This story is about what can happen if the motor on your boat catches fire. The author of this article, John Doe, was out on his boat when he heard a loud noise and saw white smoke coming from the engine compartment. He quickly turned off the key and grabbed an extinguisher to put out the fire before it spread to anything else.
After turning off power to his boat and getting it onto shore, he discovered that burning oil had ignited some insulation material which in turn set off a spark somewhere near where his fuel line ran into the engine compartment. Had he not been so quick-thinking or had there been another ignition point nearby (such as some exposed wiring), things could have gone very differently for him!
Do you have any questions about what to do when your boat motor catches fire? Please feel free to contact me and I’ll be happy to help you out.
Additionally, the author provides information on how to prevent a fire in the future:
don’t run hot items like hair dryers or power tools too close to where fuel is stored; and always store oil away from other combustibles (like plastics) which can heat up and ignite with very little encouragement
replace wiring that’s more than 20 years old! Never use wire insulation as an insulator for wires running through engine compartments since it will eventually breakdown over time due to high temperatures. If this happens before you catch it, there could be another spark waiting just around the If your boat motor catches fire, don’t panic. Motor fires are common and can be put out with a few simple steps.
Here’s what you should do if the motor on your boat catches fire:
turn off ignition to prevent fuel from leaking onto the flames – disconnect battery cables or kill switch (if present) to protect wiring and electronics in event of an electric spark igniting nearby gas fumes; extinguish any flammable materials around it as well as any open flame that could ignite spilled gasoline before attempting to move the vessel away from shoreline or other potential sources of danger. If possible, tow boat behind another vessel until it is at least 100 yards offshore where water depth exceeds 18 feet before coming alongside to inspect damage.
turn off the fuel supply and power cables
remove gas cap for safety reasons; if possible, have someone on shore or another vessel pour water into open tank (through filler neck) until it is completely emptied of any remaining gasoline
repair or replace electric system wiring/gauges
use a fire extinguisher with dry chemical agent to put out flames while protecting surrounding areas from accidental ignition sources such as sparks or open flame
clean up spilled fuels by removing them with absorbent materials like sand, saltwater, kitty litter, etc., then dispose in appropriate containers
What should you do if the motor catches fire? Turn off the engine first so that a spark
won’t cause the fire to spread. Next, remove any fuel from inside of the boat by removing gas cap and emptying out tank if possible.
To put out flames, use a dry chemical agent like a fire extinguisher with medium pressure while protecting surrounding areas from ignition sources such as sparks or open flame. Clean up spilled fuels using absorbent materials like sand or kitty litter before disposing in appropriate containers

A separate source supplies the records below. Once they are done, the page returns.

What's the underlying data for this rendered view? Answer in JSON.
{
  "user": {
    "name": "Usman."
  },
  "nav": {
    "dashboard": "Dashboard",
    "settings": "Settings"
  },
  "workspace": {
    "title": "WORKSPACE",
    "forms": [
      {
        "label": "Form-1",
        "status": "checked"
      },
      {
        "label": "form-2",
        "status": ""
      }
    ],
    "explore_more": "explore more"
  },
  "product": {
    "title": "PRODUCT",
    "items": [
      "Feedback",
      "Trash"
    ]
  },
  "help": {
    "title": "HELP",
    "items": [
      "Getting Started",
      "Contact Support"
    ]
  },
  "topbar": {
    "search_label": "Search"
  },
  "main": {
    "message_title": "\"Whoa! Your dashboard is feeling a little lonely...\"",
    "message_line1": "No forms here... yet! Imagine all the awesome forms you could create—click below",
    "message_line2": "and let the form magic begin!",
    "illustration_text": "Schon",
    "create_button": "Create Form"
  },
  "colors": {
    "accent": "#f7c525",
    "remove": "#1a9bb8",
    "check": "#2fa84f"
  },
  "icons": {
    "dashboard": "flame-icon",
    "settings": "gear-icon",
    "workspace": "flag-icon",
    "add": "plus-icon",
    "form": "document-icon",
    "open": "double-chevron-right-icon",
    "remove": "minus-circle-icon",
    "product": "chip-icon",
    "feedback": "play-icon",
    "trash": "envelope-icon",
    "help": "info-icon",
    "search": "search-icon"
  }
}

Repair wiring and gauges on electric system then turn back power supply
If there is physical damage to vessel hull due to heat exposure you will need professional assistance for underwater inspection
If the fire is not put out, evacuate boat and call 911. “It’s best to just get away from it,” says Lt. Brian McCarthy of Fairfax County Fire & Rescue Department in Virginia
Turn off motor first so that a spark won’t cause the fire to spread – Remove all fuel inside the boat by removing gas cap or emptying tank if possible. To put out flames use dry chemical agent like a fire extinguisher with medium pressure while protecting surrounding areas from ignition sources such as sparks or open flame. Clean up spilled fuels using absorbent materials like sand or kitty litter before disposing in appropriate containers – Repair wiring and gauges on electric system then turn back power supply – If there is physical damage